DIRECTIONS: What is the count of lines in the data that hold the string "JSON"? State the number alone.
RECORDS FOR THE TASK below:
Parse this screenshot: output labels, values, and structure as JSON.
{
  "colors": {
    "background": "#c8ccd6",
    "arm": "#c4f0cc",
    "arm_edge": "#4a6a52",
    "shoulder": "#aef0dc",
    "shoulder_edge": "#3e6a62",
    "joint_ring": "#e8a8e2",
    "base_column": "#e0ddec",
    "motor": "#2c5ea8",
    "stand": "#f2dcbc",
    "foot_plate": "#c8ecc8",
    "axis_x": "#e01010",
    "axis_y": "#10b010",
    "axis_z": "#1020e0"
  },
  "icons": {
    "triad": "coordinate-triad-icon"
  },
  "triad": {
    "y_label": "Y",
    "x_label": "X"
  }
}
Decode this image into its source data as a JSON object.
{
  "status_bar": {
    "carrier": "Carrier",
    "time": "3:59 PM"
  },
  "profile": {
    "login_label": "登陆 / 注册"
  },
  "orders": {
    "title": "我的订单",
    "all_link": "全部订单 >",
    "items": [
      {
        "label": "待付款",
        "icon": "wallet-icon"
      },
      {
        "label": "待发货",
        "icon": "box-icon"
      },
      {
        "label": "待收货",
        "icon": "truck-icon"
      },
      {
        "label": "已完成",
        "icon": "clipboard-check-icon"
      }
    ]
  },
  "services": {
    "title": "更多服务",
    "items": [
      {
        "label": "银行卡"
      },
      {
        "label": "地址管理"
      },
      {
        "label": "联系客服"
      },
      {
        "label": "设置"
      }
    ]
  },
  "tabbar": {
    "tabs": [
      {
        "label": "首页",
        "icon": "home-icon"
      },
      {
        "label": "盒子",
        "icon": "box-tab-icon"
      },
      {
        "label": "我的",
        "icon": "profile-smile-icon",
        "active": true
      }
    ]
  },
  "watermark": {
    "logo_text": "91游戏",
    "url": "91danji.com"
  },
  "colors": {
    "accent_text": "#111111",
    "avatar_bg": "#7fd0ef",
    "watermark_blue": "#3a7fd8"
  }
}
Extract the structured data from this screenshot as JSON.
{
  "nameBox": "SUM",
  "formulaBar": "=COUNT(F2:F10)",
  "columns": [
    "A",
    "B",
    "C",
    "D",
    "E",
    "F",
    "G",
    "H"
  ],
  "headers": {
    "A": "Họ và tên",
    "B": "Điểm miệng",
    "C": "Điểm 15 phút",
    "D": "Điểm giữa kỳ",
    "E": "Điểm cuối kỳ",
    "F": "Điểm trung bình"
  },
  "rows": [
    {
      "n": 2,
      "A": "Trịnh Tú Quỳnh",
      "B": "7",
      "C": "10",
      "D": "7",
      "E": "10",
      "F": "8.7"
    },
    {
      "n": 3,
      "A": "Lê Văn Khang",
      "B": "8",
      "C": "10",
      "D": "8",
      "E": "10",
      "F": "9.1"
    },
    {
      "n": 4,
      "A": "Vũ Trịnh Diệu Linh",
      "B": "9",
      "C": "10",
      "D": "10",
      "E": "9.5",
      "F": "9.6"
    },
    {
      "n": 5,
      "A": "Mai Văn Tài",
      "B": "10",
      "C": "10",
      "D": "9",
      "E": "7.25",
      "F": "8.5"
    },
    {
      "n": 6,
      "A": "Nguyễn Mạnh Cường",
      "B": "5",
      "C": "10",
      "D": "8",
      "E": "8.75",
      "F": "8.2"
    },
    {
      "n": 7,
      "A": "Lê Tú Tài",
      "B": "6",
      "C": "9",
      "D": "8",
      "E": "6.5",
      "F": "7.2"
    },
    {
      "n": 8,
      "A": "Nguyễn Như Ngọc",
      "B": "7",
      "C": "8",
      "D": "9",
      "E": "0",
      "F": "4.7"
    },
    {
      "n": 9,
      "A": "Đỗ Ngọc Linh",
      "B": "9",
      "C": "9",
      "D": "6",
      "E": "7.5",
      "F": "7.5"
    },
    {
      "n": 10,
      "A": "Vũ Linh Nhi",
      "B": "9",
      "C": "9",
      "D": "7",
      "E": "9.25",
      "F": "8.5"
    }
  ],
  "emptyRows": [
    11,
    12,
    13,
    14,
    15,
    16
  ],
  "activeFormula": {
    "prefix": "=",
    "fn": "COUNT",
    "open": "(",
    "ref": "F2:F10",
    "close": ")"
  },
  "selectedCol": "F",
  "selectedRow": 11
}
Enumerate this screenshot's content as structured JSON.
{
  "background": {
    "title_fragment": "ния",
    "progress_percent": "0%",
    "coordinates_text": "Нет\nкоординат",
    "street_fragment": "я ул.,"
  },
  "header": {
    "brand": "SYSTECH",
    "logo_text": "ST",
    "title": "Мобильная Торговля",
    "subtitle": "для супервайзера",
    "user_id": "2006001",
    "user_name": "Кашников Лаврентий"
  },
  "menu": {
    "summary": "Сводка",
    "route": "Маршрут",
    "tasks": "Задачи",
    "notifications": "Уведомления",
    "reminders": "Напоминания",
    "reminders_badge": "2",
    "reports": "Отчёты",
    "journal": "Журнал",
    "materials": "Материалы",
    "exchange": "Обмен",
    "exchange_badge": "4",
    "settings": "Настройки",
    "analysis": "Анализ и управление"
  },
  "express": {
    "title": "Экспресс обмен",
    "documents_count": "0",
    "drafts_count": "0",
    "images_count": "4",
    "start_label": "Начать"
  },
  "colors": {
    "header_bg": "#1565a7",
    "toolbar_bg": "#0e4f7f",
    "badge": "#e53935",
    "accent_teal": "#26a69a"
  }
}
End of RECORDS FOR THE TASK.
EXERCISE ANSWER: 4